Task to carry out: Across the lines of the records below, how many have the string "霞浦县乡镇污水处理提升改造工程" in them? Answer with the number alone.

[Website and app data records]
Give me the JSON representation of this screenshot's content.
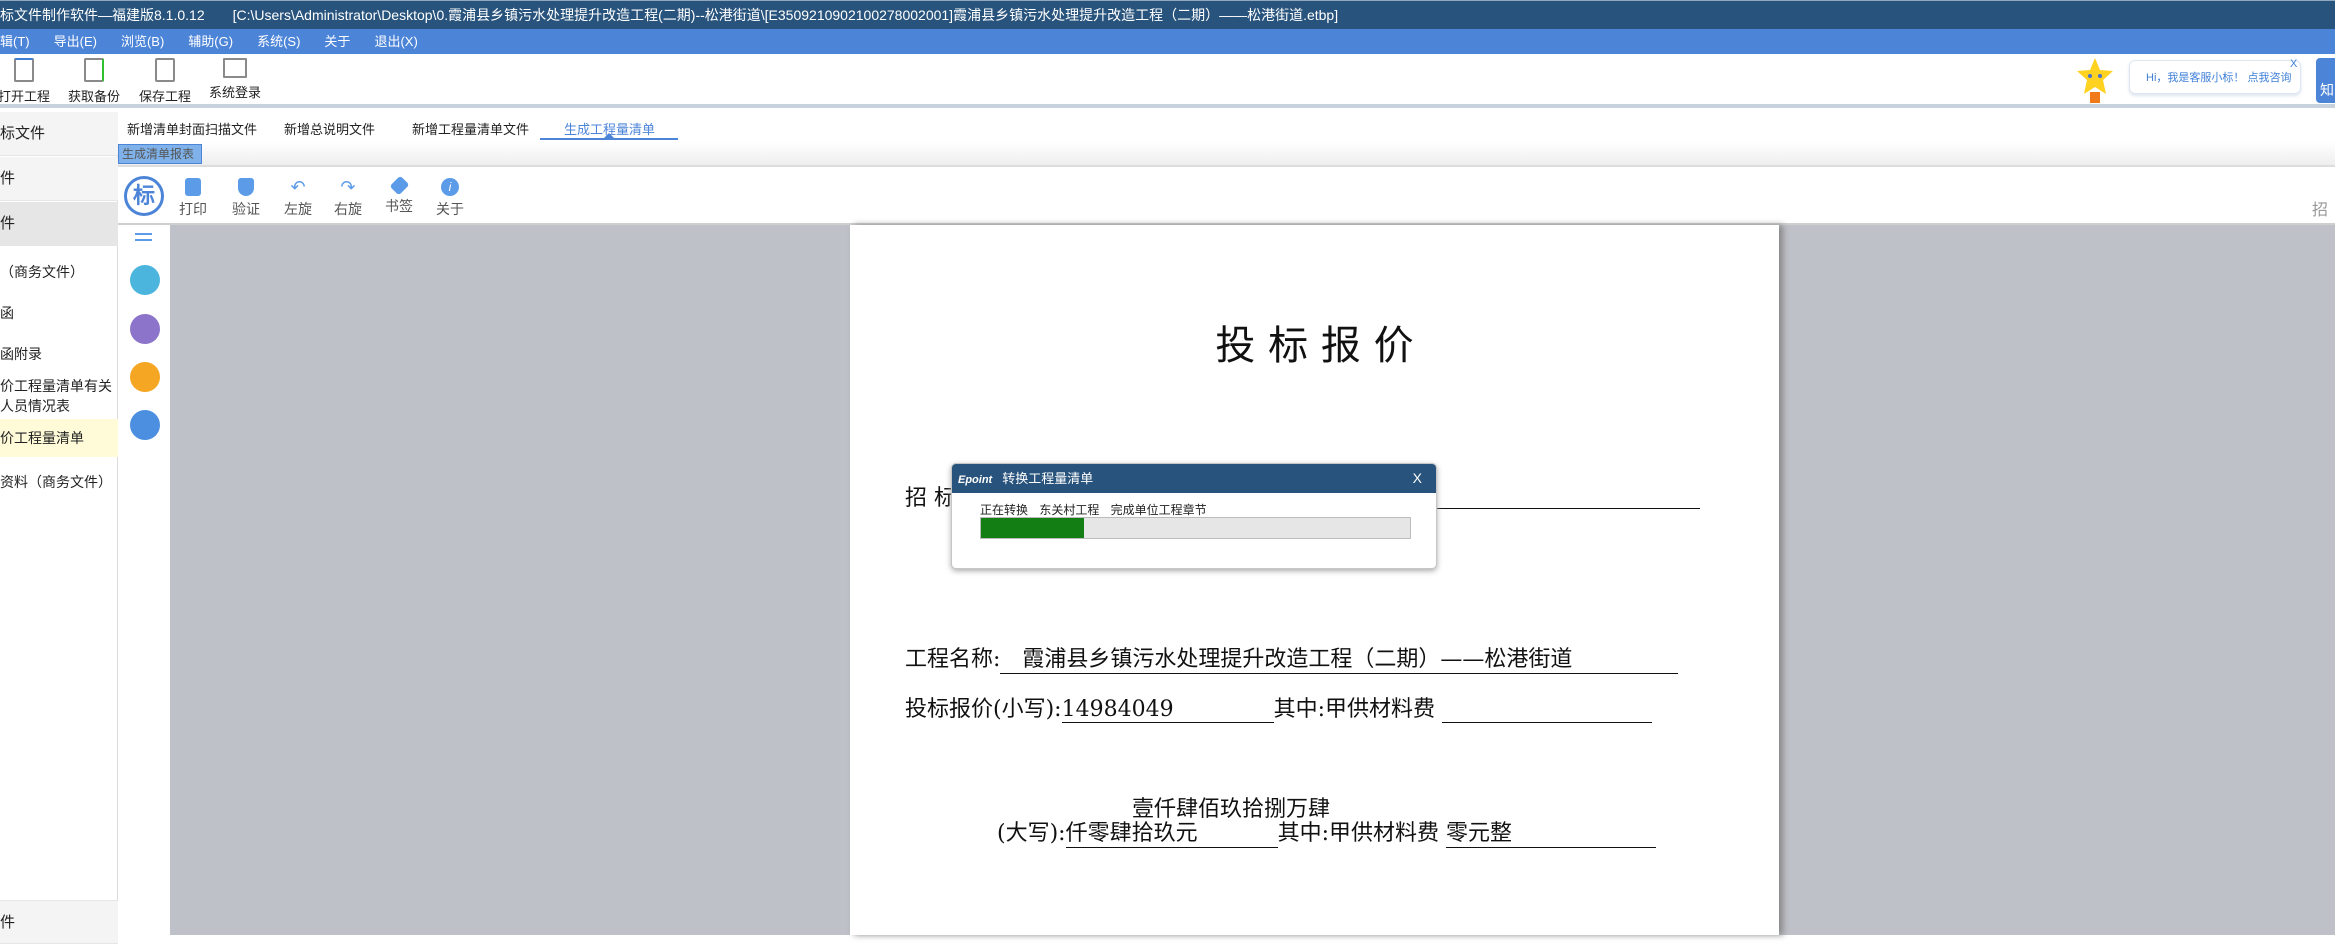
{
  "window": {
    "app_title": "标文件制作软件—福建版8.1.0.12",
    "file_path": "[C:\\Users\\Administrator\\Desktop\\0.霞浦县乡镇污水处理提升改造工程(二期)--松港街道\\[E3509210902100278002001]霞浦县乡镇污水处理提升改造工程（二期）——松港街道.etbp]"
  },
  "menu": [
    "辑(T)",
    "导出(E)",
    "浏览(B)",
    "辅助(G)",
    "系统(S)",
    "关于",
    "退出(X)"
  ],
  "toolbar": [
    {
      "label": "打开工程",
      "icon": "open-folder-icon"
    },
    {
      "label": "获取备份",
      "icon": "backup-icon"
    },
    {
      "label": "保存工程",
      "icon": "save-icon"
    },
    {
      "label": "系统登录",
      "icon": "login-icon"
    }
  ],
  "assistant": {
    "bubble": "Hi，我是客服小标！ 点我咨询",
    "close": "X",
    "button": "知"
  },
  "sidebar": {
    "headers": [
      "标文件",
      "件",
      "件"
    ],
    "items": [
      "（商务文件）",
      "函",
      "函附录",
      "价工程量清单有关",
      "人员情况表",
      "价工程量清单",
      "资料（商务文件）"
    ],
    "footer": "件",
    "selected": "价工程量清单"
  },
  "tabs": [
    "新增清单封面扫描文件",
    "新增总说明文件",
    "新增工程量清单文件",
    "生成工程量清单"
  ],
  "active_tab": "生成工程量清单",
  "subtab": "生成清单报表",
  "viewer_toolbar": {
    "logo": "标",
    "buttons": [
      "打印",
      "验证",
      "左旋",
      "右旋",
      "书签",
      "关于"
    ],
    "right_label": "招"
  },
  "side_icons": [
    "menu-icon",
    "book-icon",
    "grid-icon",
    "pencil-icon",
    "search-icon"
  ],
  "side_icon_colors": [
    "#4cb5dd",
    "#8b74c9",
    "#f5a623",
    "#4c8fe0"
  ],
  "document": {
    "title": "投 标 报 价",
    "tenderer_label": "招 标",
    "project_label": "工程名称:",
    "project_name": "霞浦县乡镇污水处理提升改造工程（二期）——松港街道",
    "price_small_label": "投标报价(小写):",
    "price_small": "14984049",
    "supply_label": "其中:甲供材料费",
    "price_big_label": "(大写):",
    "price_big_line1": "壹仟肆佰玖拾捌万肆",
    "price_big_line2": "仟零肆拾玖元",
    "supply_big": "零元整"
  },
  "dialog": {
    "brand": "Epoint",
    "title": "转换工程量清单",
    "close": "X",
    "status": "正在转换 东关村工程 完成单位工程章节",
    "progress_percent": 24,
    "progress_color": "#137e13"
  }
}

Expected answer: 2